(Component data from apps and pages)
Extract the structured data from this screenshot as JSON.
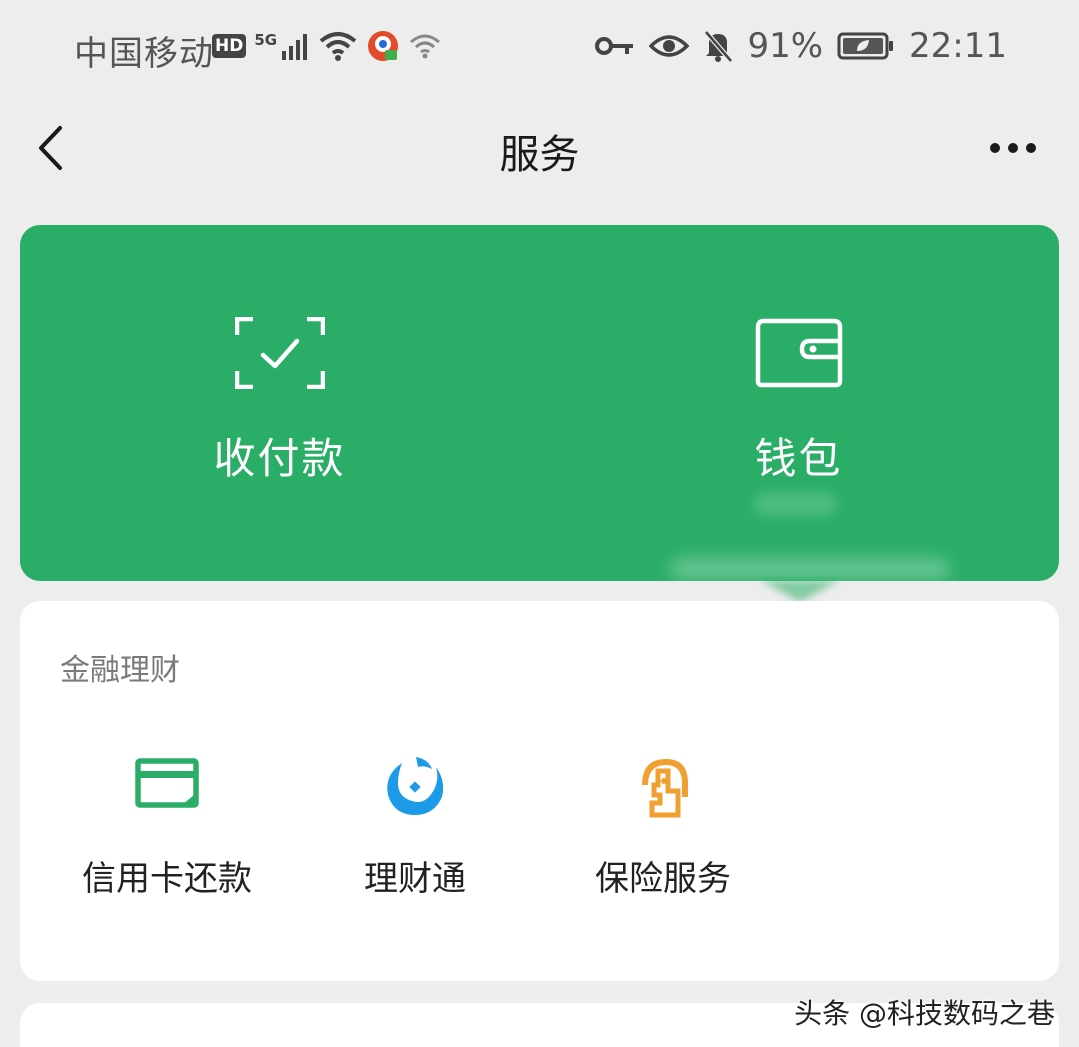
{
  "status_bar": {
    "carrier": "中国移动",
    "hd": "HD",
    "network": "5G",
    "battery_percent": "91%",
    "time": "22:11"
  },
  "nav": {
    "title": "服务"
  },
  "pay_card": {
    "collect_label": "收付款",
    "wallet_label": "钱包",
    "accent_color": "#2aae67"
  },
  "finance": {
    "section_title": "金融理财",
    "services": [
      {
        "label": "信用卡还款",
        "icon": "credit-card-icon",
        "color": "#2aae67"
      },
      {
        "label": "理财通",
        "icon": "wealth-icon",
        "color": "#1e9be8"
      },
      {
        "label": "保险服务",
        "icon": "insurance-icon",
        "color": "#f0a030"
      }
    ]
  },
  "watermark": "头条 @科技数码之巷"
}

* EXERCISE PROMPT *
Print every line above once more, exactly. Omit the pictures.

* EXERCISE RESULT *
Extract the structured data from this screenshot as JSON.
{
  "status_bar": {
    "carrier": "中国移动",
    "hd": "HD",
    "network": "5G",
    "battery_percent": "91%",
    "time": "22:11"
  },
  "nav": {
    "title": "服务"
  },
  "pay_card": {
    "collect_label": "收付款",
    "wallet_label": "钱包",
    "accent_color": "#2aae67"
  },
  "finance": {
    "section_title": "金融理财",
    "services": [
      {
        "label": "信用卡还款",
        "icon": "credit-card-icon",
        "color": "#2aae67"
      },
      {
        "label": "理财通",
        "icon": "wealth-icon",
        "color": "#1e9be8"
      },
      {
        "label": "保险服务",
        "icon": "insurance-icon",
        "color": "#f0a030"
      }
    ]
  },
  "watermark": "头条 @科技数码之巷"
}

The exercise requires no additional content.